Consider if needed: You’ll likely be starting these options if you don’t have a top-tier tight end.
— Dalton Schultz at MIN (48%)
— Robert Tonyan at ARI (46%)
— Tyler Higbee at HOU (43%)
— Rob Gronkowski at NO (38%)
— Noah Fant vs. WSH (38%)
— Jared Cook vs. NE (36%)
— Dan Arnold at SEA (34%)
— Jonnu Smith at LAC (33%)
— Zach Ertz vs. GB (33%)
— Ricky Seals-Jones at DEN (32%)
— Hunter Henry at LAC (31%)
Robert Tonyan should be a strong option for tight end streamers this week. Davante Adams is on the reserve/COVID-19 list, and so is Allen Lazard. Tonyan’s 11.6% target share should spike up, and the absence of Adams in the red zone should lead to big touchdown equity for the tight end on Thursday night.
Jared Cook’s 13.8% target share ranks him third on the Los Angeles Chargers, and he has seen a bit of a workload shift in three games leading into their bye. His target share was 13.2% through Week 3 and 14.4% from Week 4 through 6. But he has averaged 1.3 downfield and 0.7 red zone targets in the latter half of that sample, compared to 0.0 and 1.0, respectively. The downfield work is rare to find at tight end.
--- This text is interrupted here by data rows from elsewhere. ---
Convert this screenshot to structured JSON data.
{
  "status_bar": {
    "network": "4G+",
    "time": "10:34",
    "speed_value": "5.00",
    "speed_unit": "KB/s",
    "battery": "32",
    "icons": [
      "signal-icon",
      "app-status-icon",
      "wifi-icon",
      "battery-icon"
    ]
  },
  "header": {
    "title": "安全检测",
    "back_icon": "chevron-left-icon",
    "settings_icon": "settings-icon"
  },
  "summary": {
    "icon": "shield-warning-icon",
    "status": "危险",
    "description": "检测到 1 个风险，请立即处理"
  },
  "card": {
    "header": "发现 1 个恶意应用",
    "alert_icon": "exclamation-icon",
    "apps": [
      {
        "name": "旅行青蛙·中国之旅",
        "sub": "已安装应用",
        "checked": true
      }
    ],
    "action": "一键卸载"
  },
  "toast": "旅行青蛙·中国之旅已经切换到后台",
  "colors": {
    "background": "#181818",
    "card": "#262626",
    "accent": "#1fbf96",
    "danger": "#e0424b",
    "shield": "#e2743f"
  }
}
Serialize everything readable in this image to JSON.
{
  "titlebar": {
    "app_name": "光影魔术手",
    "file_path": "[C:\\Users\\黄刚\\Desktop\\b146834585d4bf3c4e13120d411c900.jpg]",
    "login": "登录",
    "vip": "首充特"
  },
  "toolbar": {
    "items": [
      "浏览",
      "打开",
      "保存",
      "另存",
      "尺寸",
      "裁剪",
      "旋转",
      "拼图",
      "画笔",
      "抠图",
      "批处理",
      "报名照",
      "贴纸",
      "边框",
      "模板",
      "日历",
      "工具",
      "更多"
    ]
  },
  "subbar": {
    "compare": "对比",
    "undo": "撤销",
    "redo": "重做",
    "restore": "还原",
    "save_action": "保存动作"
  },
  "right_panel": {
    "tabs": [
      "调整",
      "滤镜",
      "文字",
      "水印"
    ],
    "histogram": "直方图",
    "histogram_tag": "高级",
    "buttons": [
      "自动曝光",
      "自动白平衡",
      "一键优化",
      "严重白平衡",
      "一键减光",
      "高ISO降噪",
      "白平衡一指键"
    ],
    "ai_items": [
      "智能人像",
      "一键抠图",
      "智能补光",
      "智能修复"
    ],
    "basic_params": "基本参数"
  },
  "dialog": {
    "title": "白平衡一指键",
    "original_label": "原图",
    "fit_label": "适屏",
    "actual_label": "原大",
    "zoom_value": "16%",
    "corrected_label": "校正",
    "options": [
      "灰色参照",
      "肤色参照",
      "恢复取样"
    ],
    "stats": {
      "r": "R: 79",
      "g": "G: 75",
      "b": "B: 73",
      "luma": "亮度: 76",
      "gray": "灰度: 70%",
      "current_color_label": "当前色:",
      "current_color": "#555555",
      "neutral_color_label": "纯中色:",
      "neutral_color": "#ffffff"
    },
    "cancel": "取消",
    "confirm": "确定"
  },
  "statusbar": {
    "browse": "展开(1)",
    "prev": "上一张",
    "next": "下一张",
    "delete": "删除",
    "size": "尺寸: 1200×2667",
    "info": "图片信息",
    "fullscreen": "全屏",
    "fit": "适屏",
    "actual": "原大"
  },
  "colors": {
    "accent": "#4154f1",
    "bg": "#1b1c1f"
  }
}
Zach Ertz had a really good role in his debut with the Arizona Cardinals: a 49.3% snap rate and a 59.4% route rate despite minimal prep with the new squad. He had five targets — one downfield and one red zone — for a 10.1-yard average depth of target. The Packers are just 16th in adjusted fantasy points allowed per target to tight ends.
Bench if possible: These tight ends aren’t in the starting conversation in 12-team leagues unless you’re desperate.
Tommy Sweeney vs. MIA (30%); Tyler Conklin vs. DAL (30%); Evan Engram at KC (28%); Mo Alie-Cox vs. TEN (23%); Cole Kmet vs. SF (23%); Austin Hooper vs. PIT (22%); Ross Dwelley at CHI (21%); C.J. Uzomah at NYJ (20%).